Central Bankers Have Their Eyes on Blockchain

A member of the Federal Reserve and a researcher say there are a lot of problems to solve before digital currency will ever disrupt the global financial system.

April 18, 2017

Bitcoin’s emergence has been a wake-up call for the financial industry, where executives and regulators see digital currency and blockchain technology as an opportunity to make systems more efficient by eliminating middlemen (See “What Bitcoin Is, and Why It Matters”). But could it do more than that, and transform global finance entirely?

Let’s get payments right first, say two central bankers—both of whom are focused on translating blockchain technology into new tools for central bankers.

“Payments are the foundation of everything else,” Robleh Ali, a research scientist at MIT and former head of digital currency at the Bank of England, said today on stage at the Business of Blockchain conference, an event organized by MIT Technology Review and the MIT Media Lab.

Bitcoin “fundamentally rethought how payments could work,” Ali said. The efficiency of Bitcoin’s blockchain compared with traditional payment systems captured the attention of the finance world.

Beyond payments, central bankers are also interested in the potential of blockchain technology to improve on existing systems of identity verification, transaction validation, resiliency, and security, according to James Cunha, senior vice president at the Federal Reserve Bank of Boston, who joined Ali on stage. But for those things, “there are still a lot of problems to solve,” Cunha said.

Eliminating a middleman means “that person in the middle that you trust and and that you have a relationship with is no longer there,” Cunha added. “You’re dealing directly with another party. That’s a whole different legal structure, and you have to understand what your risk is with that party,” he said. “This is complicated stuff.”

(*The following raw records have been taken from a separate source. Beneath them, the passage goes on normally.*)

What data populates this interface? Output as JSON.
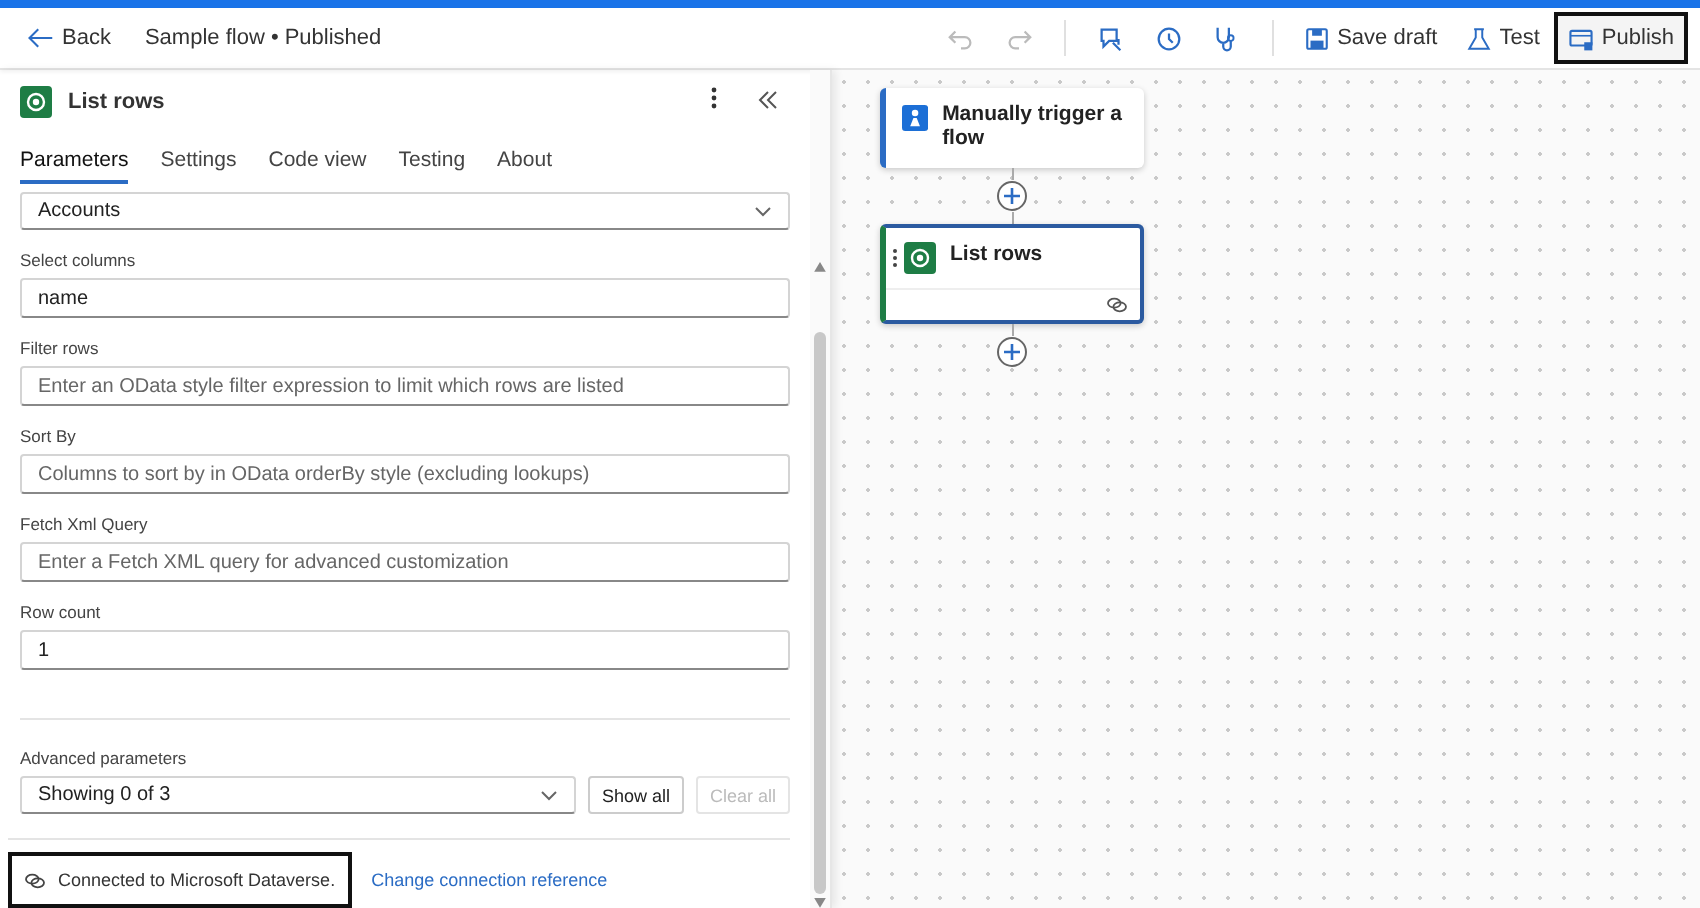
{
  "header": {
    "back": "Back",
    "title": "Sample flow • Published",
    "tools": [
      {
        "kind": "undo",
        "disabled": true
      },
      {
        "kind": "redo",
        "disabled": true
      },
      {
        "kind": "assistant",
        "disabled": false
      },
      {
        "kind": "history",
        "disabled": false
      },
      {
        "kind": "checker",
        "disabled": false
      }
    ],
    "actions": [
      {
        "kind": "save",
        "label": "Save draft",
        "highlighted": false
      },
      {
        "kind": "test",
        "label": "Test",
        "highlighted": false
      },
      {
        "kind": "publish",
        "label": "Publish",
        "highlighted": true
      }
    ]
  },
  "panel": {
    "title": "List rows",
    "tabs": [
      {
        "label": "Parameters",
        "selected": true
      },
      {
        "label": "Settings",
        "selected": false
      },
      {
        "label": "Code view",
        "selected": false
      },
      {
        "label": "Testing",
        "selected": false
      },
      {
        "label": "About",
        "selected": false
      }
    ],
    "fields": [
      {
        "kind": "select",
        "value": "Accounts"
      },
      {
        "kind": "text",
        "label": "Select columns",
        "value": "name"
      },
      {
        "kind": "text",
        "label": "Filter rows",
        "placeholder": "Enter an OData style filter expression to limit which rows are listed"
      },
      {
        "kind": "text",
        "label": "Sort By",
        "placeholder": "Columns to sort by in OData orderBy style (excluding lookups)"
      },
      {
        "kind": "text",
        "label": "Fetch Xml Query",
        "placeholder": "Enter a Fetch XML query for advanced customization"
      },
      {
        "kind": "text",
        "label": "Row count",
        "value": "1"
      }
    ],
    "advanced": {
      "label": "Advanced parameters",
      "value": "Showing 0 of 3",
      "buttons": [
        {
          "label": "Show all",
          "disabled": false
        },
        {
          "label": "Clear all",
          "disabled": true
        }
      ]
    },
    "connection": {
      "text": "Connected to Microsoft Dataverse.",
      "highlighted": true,
      "link": "Change connection reference"
    }
  },
  "canvas": {
    "nodes": [
      {
        "kind": "trigger",
        "title": "Manually trigger a flow",
        "selected": false
      },
      {
        "kind": "dataverse",
        "title": "List rows",
        "selected": true
      }
    ]
  }
}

How can parties know for sure that a transaction is final, for example? In today’s system, a wire transfer is irrevocable; the Fed would never reverse it. That’s crucial for users to trust the system, Cunha said. How finality is determined on a blockchain platform depends on its governance structure, which varies depending on the platform. “Efficiency could be great, but what if you’re not sure when those funds are final?” he said. Despite the Fed’s interest in blockchain technology, though, Cunha said it has no imminent plans to issue its own digital coins. At this point, it is focused on understanding the potential risks.